China Customs recently released trade data for March. China’s exports registered a year-over-year decline of 15% in March. A decline in Chinese exports is negative for the global economy since it points to a global demand slowdown.
However, aluminum companies like Alcoa (AA) and Noranda Aluminum (NOR) have a reason to cheer about China’s (FXI) March trade data. Currently, Alcoa forms 2.65% of the Materials Select Sector SPDR ETF (XLB).
The above chart shows the latest trend in unwrought aluminum exports from China. The data are released by China Customs on a monthly basis. Please note that unwrought aluminum is a basic form of aluminum. China’s unwrought aluminum exports in March were down ~3% on a year-over-year basis. In February, aluminum exports increased by more than 150%.
Apparently, this is the first instance in more than a year where China’s aluminum exports have registered a year-over-year decline. Rising aluminum exports from China pose a threat to the global supply balance. Apart from China, all other major aluminum producers have curtailed aluminum capacity.
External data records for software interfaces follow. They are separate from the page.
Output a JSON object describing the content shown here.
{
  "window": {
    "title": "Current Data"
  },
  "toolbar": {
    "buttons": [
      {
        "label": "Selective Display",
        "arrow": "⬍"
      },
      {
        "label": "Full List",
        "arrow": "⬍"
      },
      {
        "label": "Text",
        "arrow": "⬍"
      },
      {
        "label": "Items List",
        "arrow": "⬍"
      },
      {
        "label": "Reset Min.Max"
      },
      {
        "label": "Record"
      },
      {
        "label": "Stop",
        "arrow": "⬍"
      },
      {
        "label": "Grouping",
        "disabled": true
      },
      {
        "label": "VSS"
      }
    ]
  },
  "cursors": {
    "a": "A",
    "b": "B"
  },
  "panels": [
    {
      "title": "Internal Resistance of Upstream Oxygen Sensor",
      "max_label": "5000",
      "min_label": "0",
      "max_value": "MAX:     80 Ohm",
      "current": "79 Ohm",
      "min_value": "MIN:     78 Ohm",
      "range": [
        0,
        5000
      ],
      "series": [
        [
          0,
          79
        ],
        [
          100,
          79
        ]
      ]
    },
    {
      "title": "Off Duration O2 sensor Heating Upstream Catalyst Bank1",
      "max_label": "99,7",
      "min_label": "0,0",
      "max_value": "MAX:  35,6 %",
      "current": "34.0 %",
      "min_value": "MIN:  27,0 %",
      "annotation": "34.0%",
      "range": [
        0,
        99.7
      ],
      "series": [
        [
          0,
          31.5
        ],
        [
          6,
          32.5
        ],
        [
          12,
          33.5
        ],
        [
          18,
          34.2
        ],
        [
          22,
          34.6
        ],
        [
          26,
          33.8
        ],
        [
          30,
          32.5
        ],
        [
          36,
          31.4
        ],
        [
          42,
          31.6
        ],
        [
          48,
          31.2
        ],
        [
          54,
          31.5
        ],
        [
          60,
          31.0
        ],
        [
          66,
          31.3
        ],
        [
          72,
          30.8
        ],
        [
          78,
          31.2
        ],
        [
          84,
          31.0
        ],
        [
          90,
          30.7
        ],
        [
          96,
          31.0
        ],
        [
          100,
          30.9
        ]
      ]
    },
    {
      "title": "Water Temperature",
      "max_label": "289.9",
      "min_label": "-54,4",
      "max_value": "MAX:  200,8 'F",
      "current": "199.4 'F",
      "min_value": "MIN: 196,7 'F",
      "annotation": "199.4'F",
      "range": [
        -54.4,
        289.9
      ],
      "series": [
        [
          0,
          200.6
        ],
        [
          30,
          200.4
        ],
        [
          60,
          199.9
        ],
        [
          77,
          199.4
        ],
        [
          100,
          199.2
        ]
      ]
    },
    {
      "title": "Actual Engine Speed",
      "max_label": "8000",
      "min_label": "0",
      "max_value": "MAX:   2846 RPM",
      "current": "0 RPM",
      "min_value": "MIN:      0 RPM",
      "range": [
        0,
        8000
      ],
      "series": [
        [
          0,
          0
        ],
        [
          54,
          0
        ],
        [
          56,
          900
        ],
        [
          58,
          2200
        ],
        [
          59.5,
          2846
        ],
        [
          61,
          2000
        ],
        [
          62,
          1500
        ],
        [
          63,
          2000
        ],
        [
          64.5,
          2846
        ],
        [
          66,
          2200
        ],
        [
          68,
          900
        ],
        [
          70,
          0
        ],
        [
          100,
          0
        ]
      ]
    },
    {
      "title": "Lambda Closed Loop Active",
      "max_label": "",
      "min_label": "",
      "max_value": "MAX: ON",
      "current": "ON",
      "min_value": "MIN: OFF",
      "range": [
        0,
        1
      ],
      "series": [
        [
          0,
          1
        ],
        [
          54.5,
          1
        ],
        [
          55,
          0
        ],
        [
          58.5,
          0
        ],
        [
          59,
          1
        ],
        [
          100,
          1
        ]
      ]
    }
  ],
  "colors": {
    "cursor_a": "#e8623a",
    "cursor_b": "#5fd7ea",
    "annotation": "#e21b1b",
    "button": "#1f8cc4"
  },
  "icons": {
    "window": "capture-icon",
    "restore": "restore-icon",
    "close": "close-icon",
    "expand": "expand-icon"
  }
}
A decline in Chinese aluminum exports is positive for aluminum producers like BHP Billiton (BHP) and Rio Tinto (RIO). However, investors should closely watch China’s aluminum exports in the coming months in order to understand the trend.
Chinese government levies duty on exports
The Chinese government levies a hefty 15% duty on exports of primary aluminum products. According to Alcoa, a lot of primary aluminum leaves Chinese borders disguised as semi-finished aluminum. This helps Chinese companies escape the export duty on primary aluminum.
Aluminum inventories with the London Metal Exchange registered warehouses are another source of aluminum’s supply. In the next part, we’ll see how aluminum inventories are shaping up.